In either case, the Board is expected to consider (1) potential refinements to the tainting guidance in ASC 320 on investments in held-to-maturity securities and (2) the extent to which reclassification between the classification and measurement categories should be permitted or required.
|Editor’s Note: Like classification and measurement, impairment of debt instruments is governed by various models 4 under U.S. GAAP. The FASB’s proposed current expected credit loss (CECL) model is based on a concept of expected credit losses and would apply regardless of the form of the asset (e.g., loan or debt security). It remains to be seen whether the proposed CECL model will govern impairment accounting for both loans and securities if the Board decides to go down the path of retaining two separate classification and measurement models for loans and securities, respectively.|
Thus far, the FASB’s redeliberations have been predominantly focused on the classification and measurement of financial assets. The Board has not yet deliberated other aspects of its proposed ASU, such as classification and measurement of financial liabilities, equity investments, and recognition of instrument-specific credit risk on financial liabilities for which a fair value option has been elected. Under the proposed ASU:
- Financial liabilities would be accounted for at amortized cost, with certain exceptions.
- Equity investments would be accounted for at fair value through net income unless (1) they result in consolidation, (2) the equity method of accounting applies, or (3) the investment does not have a readily determinable fair value and the entity has elected to apply a practicability exception.
- Instrument-specific credit risk on financial liabilities for which a fair value option has been elected would be recognized in other comprehensive income rather than in net income.
It remains to be seen what course of action the FASB will take on these other key issues.
1 FASB Proposed Accounting Standards Update, Recognition and Measurement of Financial Assets and Financial Liabilities.
3 For titles of FASB Accounting Standards Codification references, see Deloitte’s “Titles of Topics and Subtopics in the FASB Accounting Standards Codification.”

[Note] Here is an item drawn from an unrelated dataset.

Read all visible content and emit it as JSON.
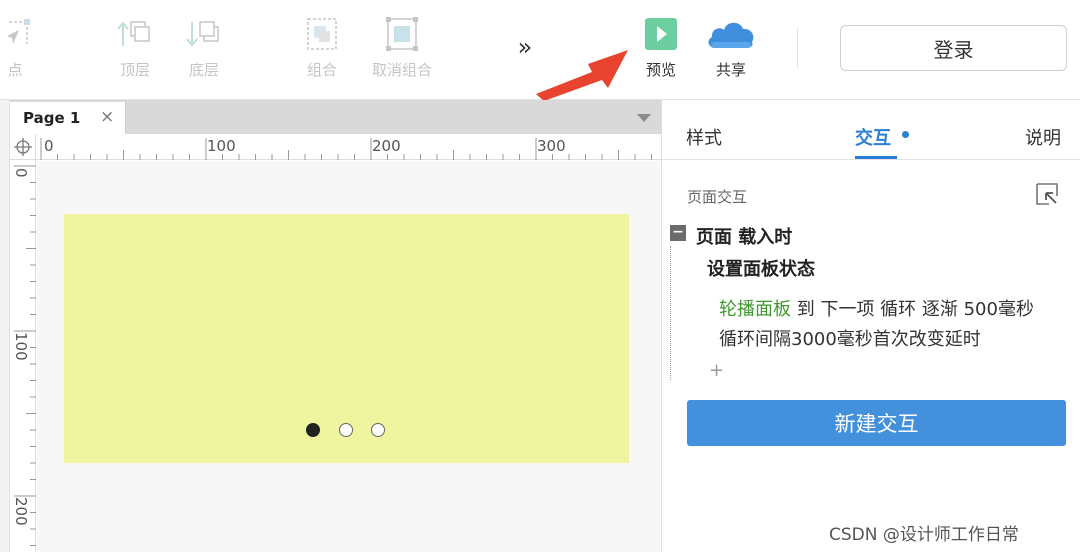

4 Impairments related to debt instruments are accounted for by applying the models in ASC 310-30 (formerly SOP 03-3), ASC 310-40 (formerly FAS 114), ASC 320-10-35 (formerly FSP FAS 115-2), ASC 325-40 (formerly EITF 99-20), and ASC 450-20 (formerly FAS 5), respectively.
Subscribe to receive Deloitte's Heads Up newsletters:
A printer-friendly version of this Heads Up is available from the Download button above. For past issues of Heads Up, visit the archive.
Heads Up, as well as other information on accounting and financial disclosure, is also available on Technical Library. A subscription-based accounting research tool, Technical Library contains material from the Financial Accounting Standards Board (FASB), Emerging Issues Task Force (EITF), American Institute of Certified Public Accountants (AICPA), Securities and Exchange Commission (SEC), and International Accounting Standards Board (IASB) in addition to Deloitte’s own accounting and SEC manuals and other interpretive accounting and SEC guidance. Updated every business day, Technical Library has an intuitive design and navigation system that, together with its powerful search features, enable users to quickly locate information anytime, from any computer. Technical Library subscribers also receive Technically Speaking, the weekly publication that highlights recent additions to the library. In addition, subscribers have access to Deloitte Accounting Journal entries, which briefly summarize the newest developments in accounting standard setting.
As used in this document, “Deloitte” means Deloitte & Touche LLP, a subsidiary of Deloitte LLP. Please see www.deloitte.com/us/about for a detailed description of the legal structure of Deloitte LLP and its subsidiaries. Certain services may not be available to attest clients under the rules and regulations of public accounting.